Brief: Locate every line in the records below that holds the word "title" and return each one.

·····

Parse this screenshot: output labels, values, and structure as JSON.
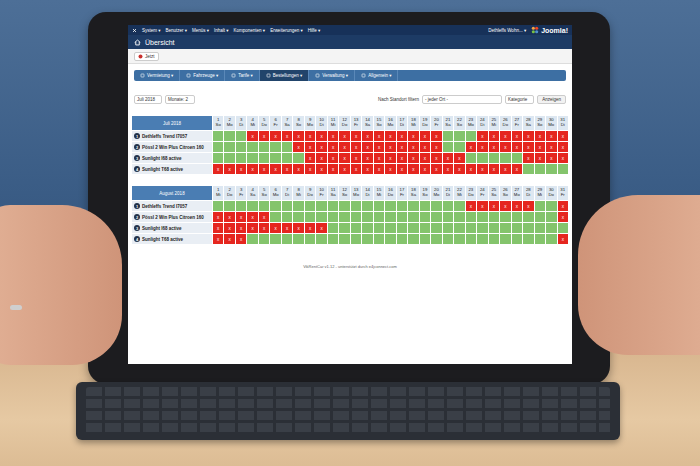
{
  "topbar": {
    "menu": [
      "System ▾",
      "Benutzer ▾",
      "Menüs ▾",
      "Inhalt ▾",
      "Komponenten ▾",
      "Erweiterungen ▾",
      "Hilfe ▾"
    ],
    "user": "Dethleffs Wohn... ▾",
    "logo": "Joomla!"
  },
  "page": {
    "title": "Übersicht"
  },
  "toolbar": {
    "button": "Jetzt"
  },
  "tabs": [
    {
      "label": "Vermietung ▾",
      "selected": false
    },
    {
      "label": "Fahrzeuge ▾",
      "selected": false
    },
    {
      "label": "Tarife ▾",
      "selected": false
    },
    {
      "label": "Bestellungen ▾",
      "selected": true
    },
    {
      "label": "Verwaltung ▾",
      "selected": false
    },
    {
      "label": "Allgemein ▾",
      "selected": false
    }
  ],
  "filters": {
    "month": "Juli 2018",
    "months": "Monate: 2",
    "location_label": "Nach Standort filtern",
    "location": "- jeder Ort -",
    "category": "Kategorie",
    "submit": "Anzeigen"
  },
  "mark": "x",
  "months": [
    {
      "title": "Juli 2018",
      "days": [
        {
          "n": "1",
          "d": "So"
        },
        {
          "n": "2",
          "d": "Mo"
        },
        {
          "n": "3",
          "d": "Di"
        },
        {
          "n": "4",
          "d": "Mi"
        },
        {
          "n": "5",
          "d": "Do"
        },
        {
          "n": "6",
          "d": "Fr"
        },
        {
          "n": "7",
          "d": "Sa"
        },
        {
          "n": "8",
          "d": "So"
        },
        {
          "n": "9",
          "d": "Mo"
        },
        {
          "n": "10",
          "d": "Di"
        },
        {
          "n": "11",
          "d": "Mi"
        },
        {
          "n": "12",
          "d": "Do"
        },
        {
          "n": "13",
          "d": "Fr"
        },
        {
          "n": "14",
          "d": "Sa"
        },
        {
          "n": "15",
          "d": "So"
        },
        {
          "n": "16",
          "d": "Mo"
        },
        {
          "n": "17",
          "d": "Di"
        },
        {
          "n": "18",
          "d": "Mi"
        },
        {
          "n": "19",
          "d": "Do"
        },
        {
          "n": "20",
          "d": "Fr"
        },
        {
          "n": "21",
          "d": "Sa"
        },
        {
          "n": "22",
          "d": "So"
        },
        {
          "n": "23",
          "d": "Mo"
        },
        {
          "n": "24",
          "d": "Di"
        },
        {
          "n": "25",
          "d": "Mi"
        },
        {
          "n": "26",
          "d": "Do"
        },
        {
          "n": "27",
          "d": "Fr"
        },
        {
          "n": "28",
          "d": "Sa"
        },
        {
          "n": "29",
          "d": "So"
        },
        {
          "n": "30",
          "d": "Mo"
        },
        {
          "n": "31",
          "d": "Di"
        }
      ],
      "rows": [
        {
          "num": "1",
          "name": "Dethleffs Trend I7057",
          "booked": [
            false,
            false,
            false,
            true,
            true,
            true,
            true,
            true,
            true,
            true,
            true,
            true,
            true,
            true,
            true,
            true,
            true,
            true,
            true,
            true,
            false,
            false,
            false,
            true,
            true,
            true,
            true,
            true,
            true,
            true,
            true
          ]
        },
        {
          "num": "2",
          "name": "Pössl 2 Win Plus Citroen 160",
          "booked": [
            false,
            false,
            false,
            false,
            false,
            false,
            false,
            true,
            true,
            true,
            true,
            true,
            true,
            true,
            true,
            true,
            true,
            true,
            true,
            true,
            false,
            false,
            true,
            true,
            true,
            true,
            true,
            true,
            true,
            true,
            true
          ]
        },
        {
          "num": "3",
          "name": "Sunlight I68 active",
          "booked": [
            false,
            false,
            false,
            false,
            false,
            false,
            false,
            false,
            true,
            true,
            true,
            true,
            true,
            true,
            true,
            true,
            true,
            true,
            true,
            true,
            true,
            true,
            false,
            false,
            false,
            false,
            false,
            true,
            true,
            true,
            true
          ]
        },
        {
          "num": "4",
          "name": "Sunlight T68 active",
          "booked": [
            true,
            true,
            true,
            true,
            true,
            true,
            true,
            true,
            true,
            true,
            true,
            true,
            true,
            true,
            true,
            true,
            true,
            true,
            true,
            true,
            true,
            true,
            true,
            true,
            true,
            true,
            true,
            false,
            false,
            false,
            false
          ]
        }
      ]
    },
    {
      "title": "August 2018",
      "days": [
        {
          "n": "1",
          "d": "Mi"
        },
        {
          "n": "2",
          "d": "Do"
        },
        {
          "n": "3",
          "d": "Fr"
        },
        {
          "n": "4",
          "d": "Sa"
        },
        {
          "n": "5",
          "d": "So"
        },
        {
          "n": "6",
          "d": "Mo"
        },
        {
          "n": "7",
          "d": "Di"
        },
        {
          "n": "8",
          "d": "Mi"
        },
        {
          "n": "9",
          "d": "Do"
        },
        {
          "n": "10",
          "d": "Fr"
        },
        {
          "n": "11",
          "d": "Sa"
        },
        {
          "n": "12",
          "d": "So"
        },
        {
          "n": "13",
          "d": "Mo"
        },
        {
          "n": "14",
          "d": "Di"
        },
        {
          "n": "15",
          "d": "Mi"
        },
        {
          "n": "16",
          "d": "Do"
        },
        {
          "n": "17",
          "d": "Fr"
        },
        {
          "n": "18",
          "d": "Sa"
        },
        {
          "n": "19",
          "d": "So"
        },
        {
          "n": "20",
          "d": "Mo"
        },
        {
          "n": "21",
          "d": "Di"
        },
        {
          "n": "22",
          "d": "Mi"
        },
        {
          "n": "23",
          "d": "Do"
        },
        {
          "n": "24",
          "d": "Fr"
        },
        {
          "n": "25",
          "d": "Sa"
        },
        {
          "n": "26",
          "d": "So"
        },
        {
          "n": "27",
          "d": "Mo"
        },
        {
          "n": "28",
          "d": "Di"
        },
        {
          "n": "29",
          "d": "Mi"
        },
        {
          "n": "30",
          "d": "Do"
        },
        {
          "n": "31",
          "d": "Fr"
        }
      ],
      "rows": [
        {
          "num": "1",
          "name": "Dethleffs Trend I7057",
          "booked": [
            false,
            false,
            false,
            false,
            false,
            false,
            false,
            false,
            false,
            false,
            false,
            false,
            false,
            false,
            false,
            false,
            false,
            false,
            false,
            false,
            false,
            false,
            true,
            true,
            true,
            true,
            true,
            true,
            false,
            false,
            true
          ]
        },
        {
          "num": "2",
          "name": "Pössl 2 Win Plus Citroen 160",
          "booked": [
            true,
            true,
            true,
            true,
            true,
            false,
            false,
            false,
            false,
            false,
            false,
            false,
            false,
            false,
            false,
            false,
            false,
            false,
            false,
            false,
            false,
            false,
            false,
            false,
            false,
            false,
            false,
            false,
            false,
            false,
            true
          ]
        },
        {
          "num": "3",
          "name": "Sunlight I68 active",
          "booked": [
            true,
            true,
            true,
            true,
            true,
            true,
            true,
            true,
            true,
            true,
            false,
            false,
            false,
            false,
            false,
            false,
            false,
            false,
            false,
            false,
            false,
            false,
            false,
            false,
            false,
            false,
            false,
            false,
            false,
            false,
            false
          ]
        },
        {
          "num": "4",
          "name": "Sunlight T68 active",
          "booked": [
            true,
            true,
            true,
            false,
            false,
            false,
            false,
            false,
            false,
            false,
            false,
            false,
            false,
            false,
            false,
            false,
            false,
            false,
            false,
            false,
            false,
            false,
            false,
            false,
            false,
            false,
            false,
            false,
            false,
            false,
            true
          ]
        }
      ]
    }
  ],
  "footer": "VikRentCar v1.12 - unterstützt durch e4jconnect.com"
}
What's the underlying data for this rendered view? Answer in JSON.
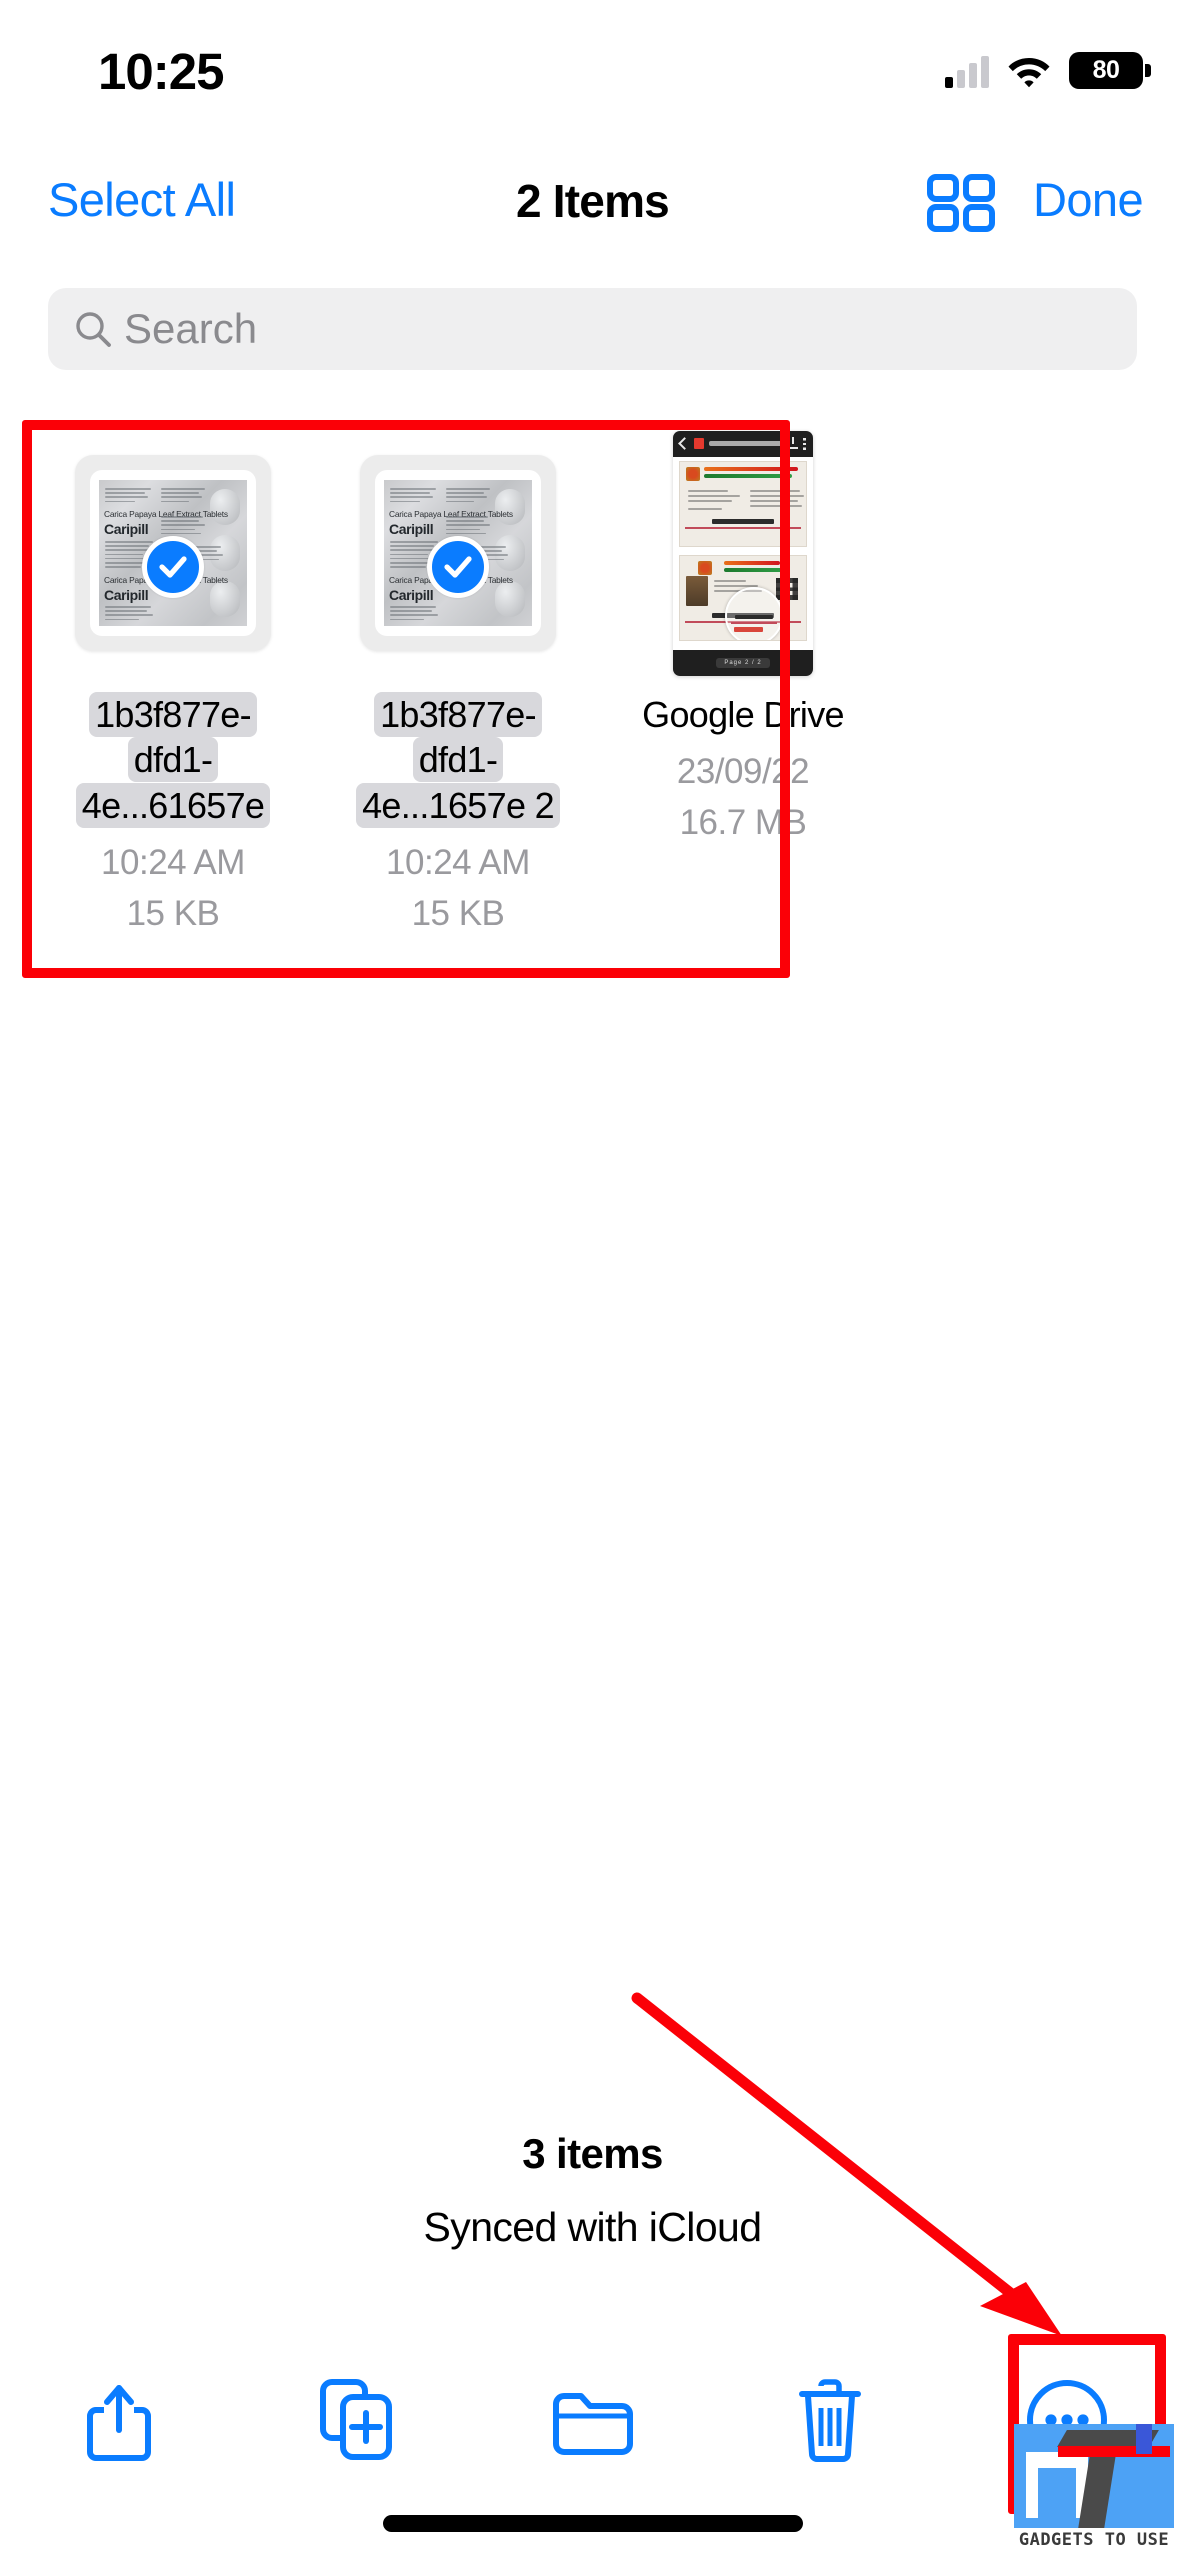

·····

Exercise response:
    "title": "Übersicht"
      "title": "Juli 2018",
      "title": "August 2018",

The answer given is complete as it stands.